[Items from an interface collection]
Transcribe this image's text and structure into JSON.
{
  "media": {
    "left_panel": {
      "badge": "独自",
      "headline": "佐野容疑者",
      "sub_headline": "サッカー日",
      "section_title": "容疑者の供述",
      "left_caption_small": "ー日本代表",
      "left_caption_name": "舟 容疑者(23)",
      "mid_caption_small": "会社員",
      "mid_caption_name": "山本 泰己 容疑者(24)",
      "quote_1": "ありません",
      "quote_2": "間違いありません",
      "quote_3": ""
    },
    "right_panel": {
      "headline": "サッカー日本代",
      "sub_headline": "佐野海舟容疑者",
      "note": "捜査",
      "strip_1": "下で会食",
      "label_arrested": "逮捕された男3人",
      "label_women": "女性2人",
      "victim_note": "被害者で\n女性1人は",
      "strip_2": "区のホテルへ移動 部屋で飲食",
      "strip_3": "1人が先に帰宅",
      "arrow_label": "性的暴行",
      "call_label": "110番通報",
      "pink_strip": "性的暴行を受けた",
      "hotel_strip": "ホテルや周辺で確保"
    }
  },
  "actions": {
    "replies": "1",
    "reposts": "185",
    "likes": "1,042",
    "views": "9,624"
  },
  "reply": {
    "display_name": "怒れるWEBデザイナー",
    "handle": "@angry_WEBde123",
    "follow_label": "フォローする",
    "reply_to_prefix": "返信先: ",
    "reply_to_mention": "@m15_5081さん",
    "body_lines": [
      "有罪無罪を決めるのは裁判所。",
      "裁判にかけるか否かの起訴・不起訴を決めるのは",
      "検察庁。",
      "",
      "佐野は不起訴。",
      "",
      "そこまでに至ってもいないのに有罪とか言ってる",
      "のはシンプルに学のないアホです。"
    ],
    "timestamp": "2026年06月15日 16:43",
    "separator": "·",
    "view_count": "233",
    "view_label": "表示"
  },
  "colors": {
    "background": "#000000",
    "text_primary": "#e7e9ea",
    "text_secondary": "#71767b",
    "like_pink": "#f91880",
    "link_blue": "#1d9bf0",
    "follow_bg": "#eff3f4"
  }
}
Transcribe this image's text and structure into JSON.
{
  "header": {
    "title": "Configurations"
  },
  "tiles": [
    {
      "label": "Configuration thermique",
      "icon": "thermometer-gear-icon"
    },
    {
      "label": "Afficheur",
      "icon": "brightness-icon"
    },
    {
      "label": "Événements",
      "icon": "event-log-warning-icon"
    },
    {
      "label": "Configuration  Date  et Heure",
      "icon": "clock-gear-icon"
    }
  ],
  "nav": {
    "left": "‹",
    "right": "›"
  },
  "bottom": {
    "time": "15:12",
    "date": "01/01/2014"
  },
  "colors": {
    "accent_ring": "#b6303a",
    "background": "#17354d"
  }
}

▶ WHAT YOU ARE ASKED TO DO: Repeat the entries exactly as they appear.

▶ EXERCISE ANSWER:
Transcribe this image's text and structure into JSON.
{
  "media": {
    "left_panel": {
      "badge": "独自",
      "headline": "佐野容疑者",
      "sub_headline": "サッカー日",
      "section_title": "容疑者の供述",
      "left_caption_small": "ー日本代表",
      "left_caption_name": "舟 容疑者(23)",
      "mid_caption_small": "会社員",
      "mid_caption_name": "山本 泰己 容疑者(24)",
      "quote_1": "ありません",
      "quote_2": "間違いありません",
      "quote_3": ""
    },
    "right_panel": {
      "headline": "サッカー日本代",
      "sub_headline": "佐野海舟容疑者",
      "note": "捜査",
      "strip_1": "下で会食",
      "label_arrested": "逮捕された男3人",
      "label_women": "女性2人",
      "victim_note": "被害者で\n女性1人は",
      "strip_2": "区のホテルへ移動 部屋で飲食",
      "strip_3": "1人が先に帰宅",
      "arrow_label": "性的暴行",
      "call_label": "110番通報",
      "pink_strip": "性的暴行を受けた",
      "hotel_strip": "ホテルや周辺で確保"
    }
  },
  "actions": {
    "replies": "1",
    "reposts": "185",
    "likes": "1,042",
    "views": "9,624"
  },
  "reply": {
    "display_name": "怒れるWEBデザイナー",
    "handle": "@angry_WEBde123",
    "follow_label": "フォローする",
    "reply_to_prefix": "返信先: ",
    "reply_to_mention": "@m15_5081さん",
    "body_lines": [
      "有罪無罪を決めるのは裁判所。",
      "裁判にかけるか否かの起訴・不起訴を決めるのは",
      "検察庁。",
      "",
      "佐野は不起訴。",
      "",
      "そこまでに至ってもいないのに有罪とか言ってる",
      "のはシンプルに学のないアホです。"
    ],
    "timestamp": "2026年06月15日 16:43",
    "separator": "·",
    "view_count": "233",
    "view_label": "表示"
  },
  "colors": {
    "background": "#000000",
    "text_primary": "#e7e9ea",
    "text_secondary": "#71767b",
    "like_pink": "#f91880",
    "link_blue": "#1d9bf0",
    "follow_bg": "#eff3f4"
  }
}
Transcribe this image's text and structure into JSON.
{
  "header": {
    "title": "Configurations"
  },
  "tiles": [
    {
      "label": "Configuration thermique",
      "icon": "thermometer-gear-icon"
    },
    {
      "label": "Afficheur",
      "icon": "brightness-icon"
    },
    {
      "label": "Événements",
      "icon": "event-log-warning-icon"
    },
    {
      "label": "Configuration  Date  et Heure",
      "icon": "clock-gear-icon"
    }
  ],
  "nav": {
    "left": "‹",
    "right": "›"
  },
  "bottom": {
    "time": "15:12",
    "date": "01/01/2014"
  },
  "colors": {
    "accent_ring": "#b6303a",
    "background": "#17354d"
  }
}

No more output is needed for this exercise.